Collected data:
|---|

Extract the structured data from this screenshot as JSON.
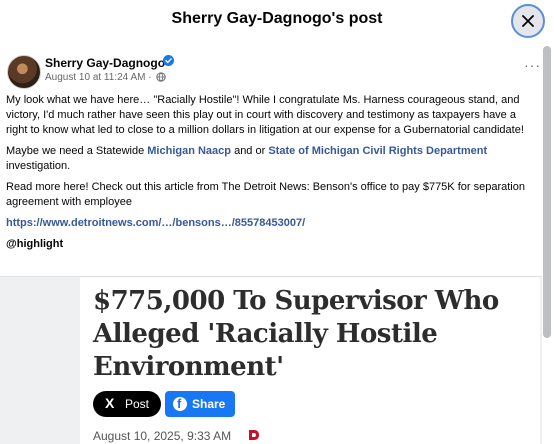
{
  "header": {
    "title": "Sherry Gay-Dagnogo's post",
    "close_icon": "close-icon"
  },
  "post": {
    "author": "Sherry Gay-Dagnogo",
    "timestamp": "August 10 at 11:24 AM",
    "separator": "·",
    "audience_icon": "globe-icon",
    "more_label": "···",
    "paragraph1": "My look what we have here… \"Racially Hostile\"!   While I congratulate Ms. Harness courageous stand, and victory, I'd much rather have seen this play out in court with discovery and testimony as taxpayers have a right to know what led to close to a million dollars in litigation at our expense for a Gubernatorial candidate!",
    "paragraph2": {
      "text_before": "Maybe we need a Statewide ",
      "link1": "Michigan Naacp",
      "text_middle": " and or ",
      "link2": "State of Michigan Civil Rights Department",
      "text_after": " investigation."
    },
    "paragraph3": "Read more here! Check out this article from The Detroit News: Benson's office to pay $775K for separation agreement with employee",
    "url": "https://www.detroitnews.com/…/bensons…/85578453007/",
    "tag": "@highlight"
  },
  "preview": {
    "headline": "$775,000 To Supervisor Who Alleged 'Racially Hostile Environment'",
    "x_post_label": "Post",
    "x_icon": "X",
    "fb_share_label": "Share",
    "fb_icon": "f",
    "date": "August 10, 2025, 9:33 AM"
  },
  "colors": {
    "link": "#385898",
    "fb_blue": "#1877f2",
    "verified": "#1877f2"
  }
}
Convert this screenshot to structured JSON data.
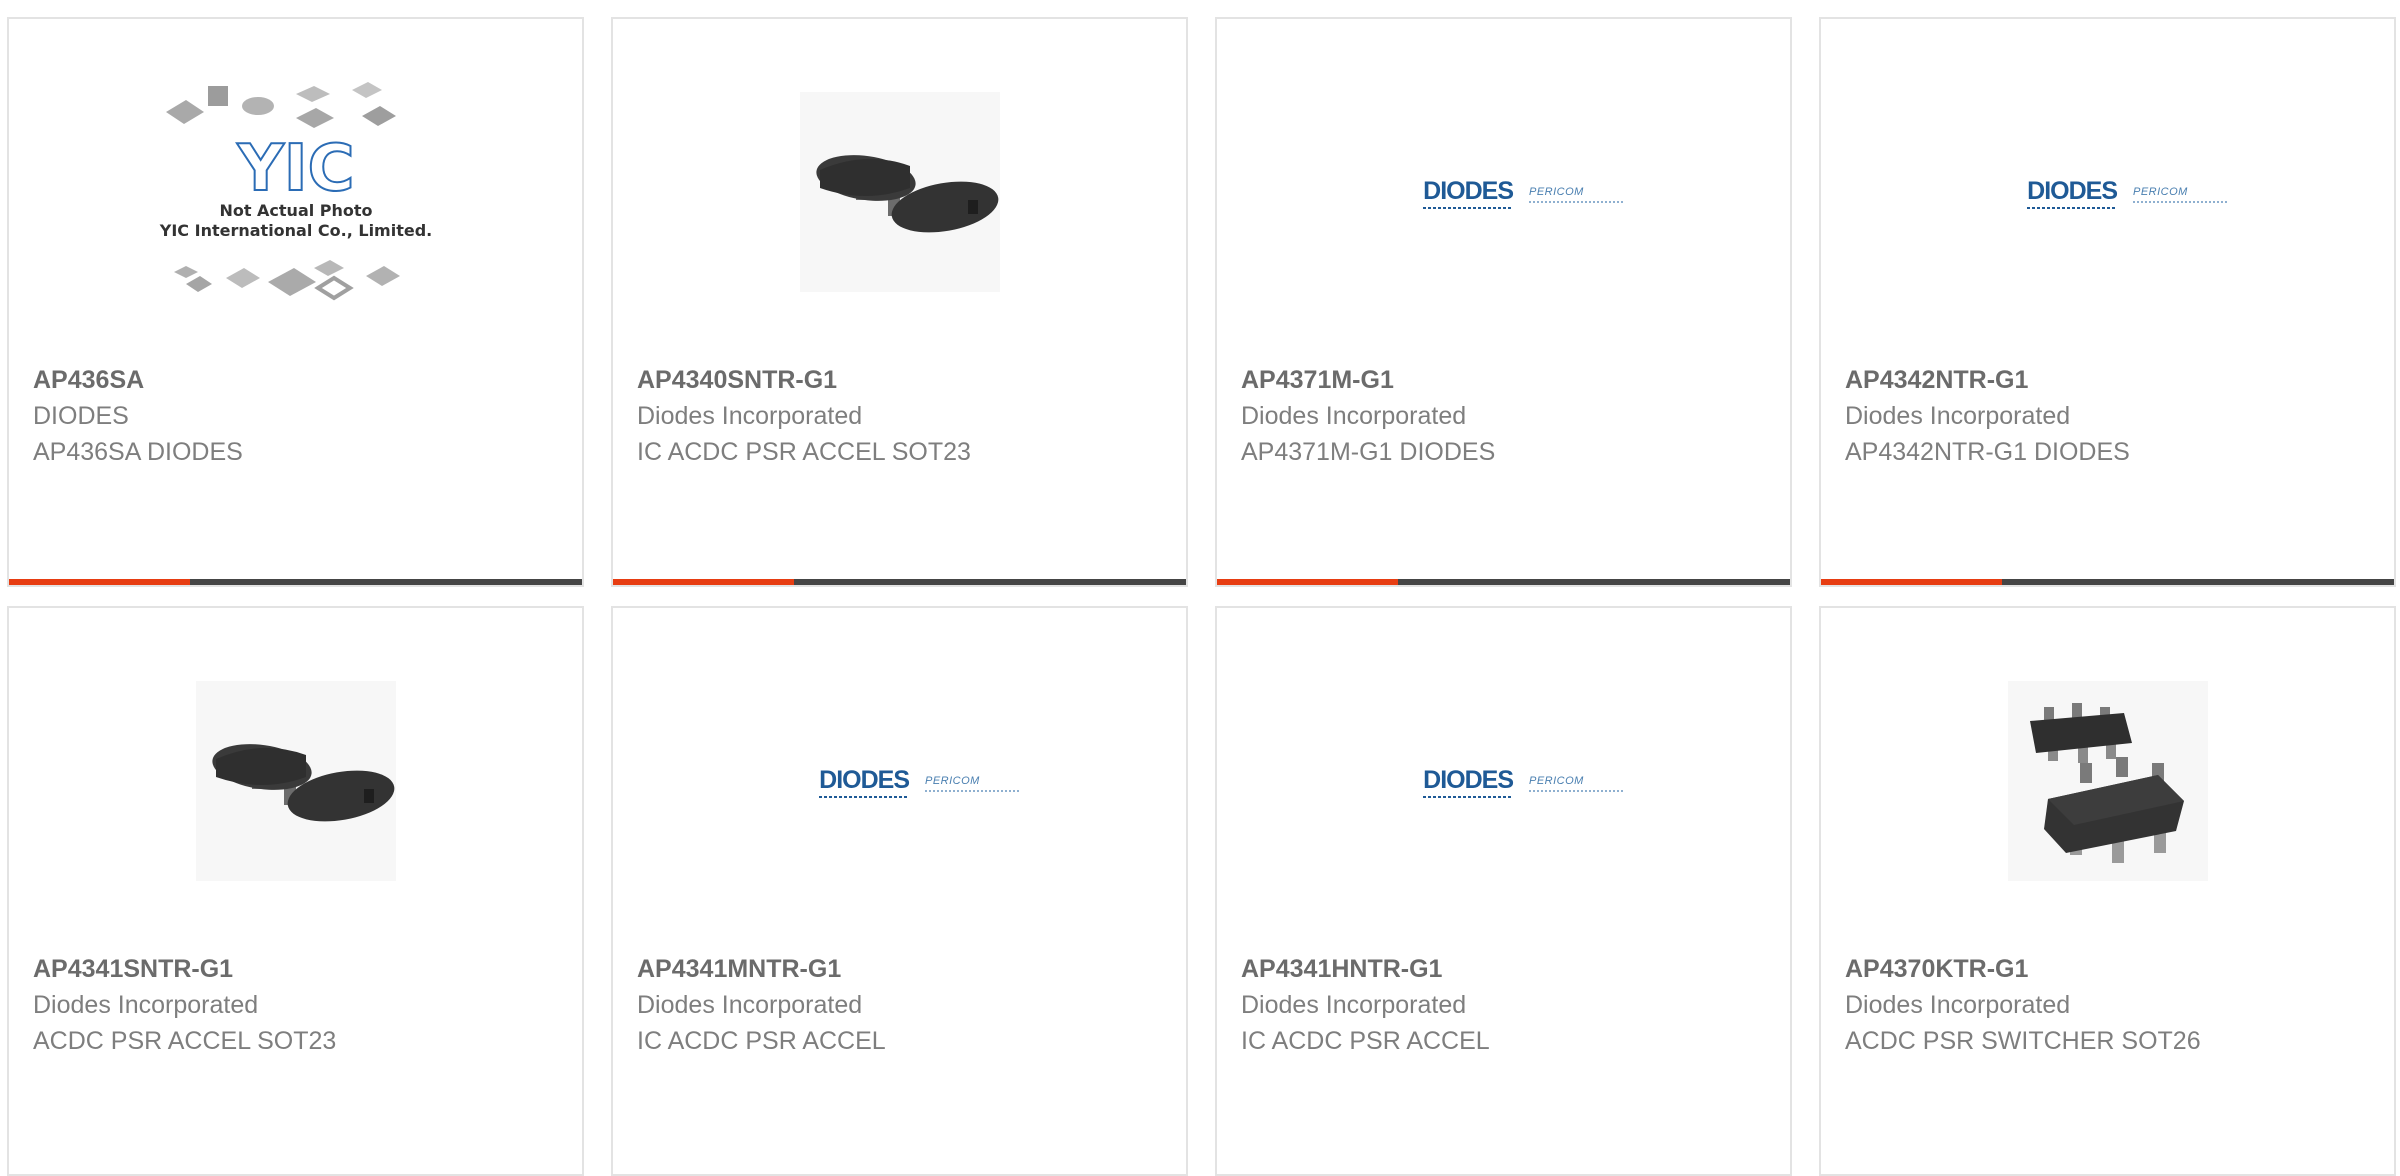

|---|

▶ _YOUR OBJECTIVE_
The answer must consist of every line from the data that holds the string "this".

▶ _COMPLETED EXERCISE_
Extract the structured data from this screenshot as JSON.
    "paragraph1": "My look what we have here… \"Racially Hostile\"!   While I congratulate Ms. Harness courageous stand, and victory, I'd much rather have seen this play out in court with discovery and testimony as taxpayers have a right to know what led to close to a million dollars in litigation at our expense for a Gubernatorial candidate!",
    "paragraph3": "Read more here! Check out this article from The Detroit News: Benson's office to pay $775K for separation agreement with employee",
Convert this screenshot to structured JSON data.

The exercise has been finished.